/usr/include/linux/fs.h. Below is a small C program which loads this header and prints out the hex value of this symbol for us. We’ll do a similar thing on OS X in a later example.
Compile and run this code like this:
Note how the printed value matches the value in our original Python code sample. That is how we go from request code symbolic names to request code numerical values.
Now we’ll use what we learned above to find the same type of information for OS X. Figuring this out required additional research. As previously noted, the symbol name is not going to be the same on OS X. In fact, research showed that we will need to know two request codes on OS X. This is because OS X does not have a single request code equivalent to the Linux
Below is the C code from the referenced research. The code shows us how to calculate the disk size in bytes on OS X, it also tells us the names of which request codes we’ll need to find the values of (but still no code values).
Things to note from this example:
linux/fs.h we must include
BLKGETSIZE64 is not used here (Linux exclusive!), instead two ioctl request results are multiplied together:
DKIOCGETBLOCKSIZE to find the size of each block
DKIOCGETBLOCKCOUNT to find the number of blocks on the disk
To obtain the request code values on OS X we will roughly repeat the same process we used on Linux. We’ll write a small C program, include the header, and print out the hex values.
Compile and run that example:
From this we now know the value of the required request codes for OS X and Linux:
Nearly done now! Let’s return once again to the original Python code earlier in this blog post. On line 12 we see this statement:
bytes = struct.unpack(fmt, buf) and
fmt was set to
L earlier in the example. What does this mean, and why do we do it?
When we make the ioctl request with Pythons
fcntl.ioctl function, the value we get back in the buffer variable is a binary structure (think of C
structs) which has been “packed” into a string. That is to say, instead of
fcntl.ioctl returning an integer representing our disk size in bytes, we receive a string representing the binary equivalent of this value. To turn this into something useful we must unpack the string into a data-structure native to Python. Unpacking binary data in Python is done the same way for each packed value, using
struct.unpack. The difference between unpacking each type is in deciding what to unpack the data into, and that requires knowing the size of the data we’re going to unpack.
Every ioctl request will return a value of a known size. These variable sizes are documented in the kernel headers source code. In the case of
BLKGETSIZE64 specifically, this is defined in
/usr/include/linux/fs.h as such:
#define BLKGETSIZE64 _IOR(0x12,114,size_t) /* return device size in bytes (u64 *arg) */
That part at the end in bold, u64, is what we’re interested in. This indicates that the ioctl request returns an
unsigned 64-bit integer type variable. This is also known as an
unsigned long type variable. We now know the size and type of the data we’re going to unpack. Next we consult the struct modules Table of Formatting Characters to identify which formatting character we will use when we call

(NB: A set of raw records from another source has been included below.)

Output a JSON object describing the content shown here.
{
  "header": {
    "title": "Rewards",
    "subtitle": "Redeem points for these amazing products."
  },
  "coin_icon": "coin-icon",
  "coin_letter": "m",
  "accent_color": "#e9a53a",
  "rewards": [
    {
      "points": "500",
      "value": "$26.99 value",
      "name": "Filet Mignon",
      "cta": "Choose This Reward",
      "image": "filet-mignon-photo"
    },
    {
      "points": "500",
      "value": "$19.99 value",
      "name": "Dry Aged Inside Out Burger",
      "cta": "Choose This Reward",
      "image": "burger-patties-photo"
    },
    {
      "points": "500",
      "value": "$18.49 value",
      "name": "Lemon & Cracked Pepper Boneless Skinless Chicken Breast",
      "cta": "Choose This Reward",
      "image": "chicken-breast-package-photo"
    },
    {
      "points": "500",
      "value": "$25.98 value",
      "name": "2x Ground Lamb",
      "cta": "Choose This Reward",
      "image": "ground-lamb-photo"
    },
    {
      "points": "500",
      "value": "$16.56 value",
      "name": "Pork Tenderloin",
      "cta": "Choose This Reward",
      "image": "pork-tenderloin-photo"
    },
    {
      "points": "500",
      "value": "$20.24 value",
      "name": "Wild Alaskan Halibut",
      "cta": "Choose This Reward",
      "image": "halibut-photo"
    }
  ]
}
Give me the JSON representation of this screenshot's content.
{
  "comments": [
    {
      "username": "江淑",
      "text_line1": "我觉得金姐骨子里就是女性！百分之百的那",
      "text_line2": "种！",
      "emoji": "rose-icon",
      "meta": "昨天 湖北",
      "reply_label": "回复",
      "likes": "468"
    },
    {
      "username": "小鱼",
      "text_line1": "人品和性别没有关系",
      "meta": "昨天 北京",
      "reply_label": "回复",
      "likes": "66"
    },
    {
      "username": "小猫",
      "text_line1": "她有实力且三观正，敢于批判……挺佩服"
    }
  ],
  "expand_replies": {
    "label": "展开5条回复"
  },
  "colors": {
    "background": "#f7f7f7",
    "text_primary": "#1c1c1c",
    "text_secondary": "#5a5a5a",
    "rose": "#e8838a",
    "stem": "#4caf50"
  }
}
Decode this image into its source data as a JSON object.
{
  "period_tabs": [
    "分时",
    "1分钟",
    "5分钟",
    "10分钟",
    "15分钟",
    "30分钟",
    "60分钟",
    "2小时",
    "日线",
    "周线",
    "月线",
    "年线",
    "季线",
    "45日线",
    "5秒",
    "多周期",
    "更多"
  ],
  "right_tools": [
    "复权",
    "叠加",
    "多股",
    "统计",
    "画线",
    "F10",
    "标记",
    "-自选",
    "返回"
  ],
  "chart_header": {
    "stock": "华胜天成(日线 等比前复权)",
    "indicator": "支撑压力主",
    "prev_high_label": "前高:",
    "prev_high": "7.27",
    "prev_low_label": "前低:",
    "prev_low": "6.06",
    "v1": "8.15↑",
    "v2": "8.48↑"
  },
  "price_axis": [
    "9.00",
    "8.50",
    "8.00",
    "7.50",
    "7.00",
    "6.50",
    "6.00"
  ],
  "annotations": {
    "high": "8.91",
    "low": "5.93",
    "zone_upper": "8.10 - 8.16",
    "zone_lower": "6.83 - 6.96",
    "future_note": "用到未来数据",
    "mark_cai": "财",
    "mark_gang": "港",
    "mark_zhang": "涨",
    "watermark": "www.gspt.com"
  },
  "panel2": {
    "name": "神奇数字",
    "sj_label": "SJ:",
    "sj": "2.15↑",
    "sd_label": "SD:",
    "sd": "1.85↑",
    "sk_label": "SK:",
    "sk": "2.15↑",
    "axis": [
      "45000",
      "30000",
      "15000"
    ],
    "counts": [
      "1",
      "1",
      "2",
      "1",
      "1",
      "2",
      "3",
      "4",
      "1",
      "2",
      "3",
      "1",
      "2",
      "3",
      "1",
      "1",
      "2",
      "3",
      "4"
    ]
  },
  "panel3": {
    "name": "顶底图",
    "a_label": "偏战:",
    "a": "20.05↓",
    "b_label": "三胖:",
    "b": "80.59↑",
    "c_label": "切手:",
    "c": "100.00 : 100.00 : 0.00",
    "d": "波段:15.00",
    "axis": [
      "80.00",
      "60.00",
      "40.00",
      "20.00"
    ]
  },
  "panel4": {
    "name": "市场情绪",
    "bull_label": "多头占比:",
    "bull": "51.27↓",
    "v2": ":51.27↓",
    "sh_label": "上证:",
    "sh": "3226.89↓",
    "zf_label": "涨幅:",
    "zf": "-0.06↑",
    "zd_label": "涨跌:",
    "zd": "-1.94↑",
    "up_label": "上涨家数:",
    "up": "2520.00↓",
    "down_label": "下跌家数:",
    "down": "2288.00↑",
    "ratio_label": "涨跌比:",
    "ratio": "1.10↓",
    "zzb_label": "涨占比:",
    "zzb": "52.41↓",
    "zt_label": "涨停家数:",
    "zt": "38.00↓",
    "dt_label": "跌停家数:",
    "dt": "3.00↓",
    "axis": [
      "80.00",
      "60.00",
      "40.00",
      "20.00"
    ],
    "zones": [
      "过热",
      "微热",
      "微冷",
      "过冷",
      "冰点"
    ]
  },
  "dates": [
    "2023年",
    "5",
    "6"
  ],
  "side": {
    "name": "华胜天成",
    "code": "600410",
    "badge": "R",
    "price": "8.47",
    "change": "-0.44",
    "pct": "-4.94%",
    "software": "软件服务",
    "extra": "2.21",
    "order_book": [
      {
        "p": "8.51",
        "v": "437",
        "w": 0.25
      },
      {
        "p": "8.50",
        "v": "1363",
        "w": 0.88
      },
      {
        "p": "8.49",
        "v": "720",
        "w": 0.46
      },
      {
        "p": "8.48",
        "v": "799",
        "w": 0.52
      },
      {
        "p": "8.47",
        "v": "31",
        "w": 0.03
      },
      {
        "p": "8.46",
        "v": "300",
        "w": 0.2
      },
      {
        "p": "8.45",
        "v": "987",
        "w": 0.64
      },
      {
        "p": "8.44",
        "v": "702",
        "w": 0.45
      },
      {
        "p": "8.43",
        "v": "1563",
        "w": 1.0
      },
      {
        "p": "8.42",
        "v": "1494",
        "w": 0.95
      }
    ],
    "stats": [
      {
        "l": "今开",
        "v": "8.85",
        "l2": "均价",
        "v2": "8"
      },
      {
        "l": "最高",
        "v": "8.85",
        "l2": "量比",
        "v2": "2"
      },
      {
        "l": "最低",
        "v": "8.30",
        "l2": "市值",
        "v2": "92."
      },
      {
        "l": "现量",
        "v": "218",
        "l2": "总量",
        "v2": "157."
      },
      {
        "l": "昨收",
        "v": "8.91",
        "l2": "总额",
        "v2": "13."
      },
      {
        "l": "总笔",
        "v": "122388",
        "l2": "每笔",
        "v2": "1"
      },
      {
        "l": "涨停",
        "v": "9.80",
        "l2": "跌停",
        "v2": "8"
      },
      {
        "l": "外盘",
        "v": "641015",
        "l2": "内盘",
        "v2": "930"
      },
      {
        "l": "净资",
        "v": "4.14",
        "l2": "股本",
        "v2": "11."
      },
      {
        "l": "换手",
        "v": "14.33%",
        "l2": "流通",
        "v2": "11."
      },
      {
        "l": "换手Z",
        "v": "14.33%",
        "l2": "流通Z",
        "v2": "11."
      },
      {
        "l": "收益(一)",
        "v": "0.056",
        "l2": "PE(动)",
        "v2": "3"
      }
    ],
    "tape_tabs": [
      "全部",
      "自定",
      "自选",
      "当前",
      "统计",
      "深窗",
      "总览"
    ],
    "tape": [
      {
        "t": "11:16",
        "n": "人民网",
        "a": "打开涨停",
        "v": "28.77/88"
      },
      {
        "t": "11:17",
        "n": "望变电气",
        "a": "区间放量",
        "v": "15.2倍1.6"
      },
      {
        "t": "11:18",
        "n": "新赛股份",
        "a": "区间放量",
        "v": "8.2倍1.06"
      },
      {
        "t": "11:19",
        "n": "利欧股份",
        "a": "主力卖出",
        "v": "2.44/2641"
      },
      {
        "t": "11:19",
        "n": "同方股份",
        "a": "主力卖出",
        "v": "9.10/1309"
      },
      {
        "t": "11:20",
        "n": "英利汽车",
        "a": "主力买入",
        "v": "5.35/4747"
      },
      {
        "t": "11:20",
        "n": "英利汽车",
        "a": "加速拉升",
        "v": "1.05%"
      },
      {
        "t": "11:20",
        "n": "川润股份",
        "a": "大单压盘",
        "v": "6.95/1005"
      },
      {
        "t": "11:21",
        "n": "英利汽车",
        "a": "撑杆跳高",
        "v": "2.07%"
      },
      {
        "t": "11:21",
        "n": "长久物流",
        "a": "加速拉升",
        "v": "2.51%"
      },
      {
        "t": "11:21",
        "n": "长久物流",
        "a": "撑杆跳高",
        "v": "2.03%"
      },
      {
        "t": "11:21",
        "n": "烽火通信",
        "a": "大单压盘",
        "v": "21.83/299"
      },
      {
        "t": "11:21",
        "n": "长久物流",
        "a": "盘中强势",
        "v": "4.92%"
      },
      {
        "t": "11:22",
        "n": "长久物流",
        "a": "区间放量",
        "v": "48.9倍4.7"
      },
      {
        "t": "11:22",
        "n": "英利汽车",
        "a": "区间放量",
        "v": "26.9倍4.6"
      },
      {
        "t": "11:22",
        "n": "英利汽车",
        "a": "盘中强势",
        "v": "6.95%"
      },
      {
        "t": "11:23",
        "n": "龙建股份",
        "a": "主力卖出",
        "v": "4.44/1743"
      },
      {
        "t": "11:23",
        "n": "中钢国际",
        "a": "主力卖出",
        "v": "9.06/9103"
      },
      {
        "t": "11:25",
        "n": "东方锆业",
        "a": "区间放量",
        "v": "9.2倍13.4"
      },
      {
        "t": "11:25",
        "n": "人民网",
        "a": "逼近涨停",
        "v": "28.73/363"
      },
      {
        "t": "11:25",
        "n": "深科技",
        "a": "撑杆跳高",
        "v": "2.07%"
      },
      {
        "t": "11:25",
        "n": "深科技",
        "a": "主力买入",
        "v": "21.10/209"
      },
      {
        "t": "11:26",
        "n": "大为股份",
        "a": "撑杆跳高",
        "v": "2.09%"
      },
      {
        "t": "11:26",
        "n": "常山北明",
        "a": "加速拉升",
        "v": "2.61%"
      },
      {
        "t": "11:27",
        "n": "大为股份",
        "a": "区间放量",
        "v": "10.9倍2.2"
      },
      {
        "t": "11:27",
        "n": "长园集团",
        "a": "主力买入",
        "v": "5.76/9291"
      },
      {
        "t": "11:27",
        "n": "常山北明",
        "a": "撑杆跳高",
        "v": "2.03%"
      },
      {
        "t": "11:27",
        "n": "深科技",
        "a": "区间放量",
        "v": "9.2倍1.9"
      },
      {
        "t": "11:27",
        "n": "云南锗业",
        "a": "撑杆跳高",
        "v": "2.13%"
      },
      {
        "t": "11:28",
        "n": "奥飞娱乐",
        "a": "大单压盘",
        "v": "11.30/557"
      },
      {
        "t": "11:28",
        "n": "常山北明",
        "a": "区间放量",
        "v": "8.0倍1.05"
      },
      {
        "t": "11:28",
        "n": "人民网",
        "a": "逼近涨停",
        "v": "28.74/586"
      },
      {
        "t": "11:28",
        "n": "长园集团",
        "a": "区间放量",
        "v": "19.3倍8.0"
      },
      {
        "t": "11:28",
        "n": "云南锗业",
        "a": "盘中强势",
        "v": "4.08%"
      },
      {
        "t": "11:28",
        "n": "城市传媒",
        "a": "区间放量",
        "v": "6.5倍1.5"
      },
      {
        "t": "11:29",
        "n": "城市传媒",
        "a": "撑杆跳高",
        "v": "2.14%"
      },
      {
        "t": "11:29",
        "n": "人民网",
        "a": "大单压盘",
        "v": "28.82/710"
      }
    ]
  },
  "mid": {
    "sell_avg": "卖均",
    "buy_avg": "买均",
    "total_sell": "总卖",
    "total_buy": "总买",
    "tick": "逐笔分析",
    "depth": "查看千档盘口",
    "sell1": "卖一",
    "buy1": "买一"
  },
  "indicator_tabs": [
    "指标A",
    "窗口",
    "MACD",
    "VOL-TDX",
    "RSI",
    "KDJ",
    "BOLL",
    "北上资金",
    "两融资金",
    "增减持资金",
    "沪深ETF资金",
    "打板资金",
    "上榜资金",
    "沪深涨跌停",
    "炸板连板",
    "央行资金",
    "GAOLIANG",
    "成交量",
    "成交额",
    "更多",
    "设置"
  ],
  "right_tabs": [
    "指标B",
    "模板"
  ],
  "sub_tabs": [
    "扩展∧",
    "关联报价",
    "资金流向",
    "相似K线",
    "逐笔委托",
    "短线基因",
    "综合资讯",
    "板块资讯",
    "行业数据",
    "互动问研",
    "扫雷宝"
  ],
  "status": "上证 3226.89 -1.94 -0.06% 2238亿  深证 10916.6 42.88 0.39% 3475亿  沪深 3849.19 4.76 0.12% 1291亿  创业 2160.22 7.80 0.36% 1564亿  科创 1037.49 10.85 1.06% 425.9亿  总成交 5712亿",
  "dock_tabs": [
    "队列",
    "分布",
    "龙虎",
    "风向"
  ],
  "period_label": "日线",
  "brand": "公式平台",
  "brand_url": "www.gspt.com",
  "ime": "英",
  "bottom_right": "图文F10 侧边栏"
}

struct.unpack on our packed data. According to the table, the
L formatting character is equivalent to the
unsigned long c type (which becomes a Python
integer once unpacked).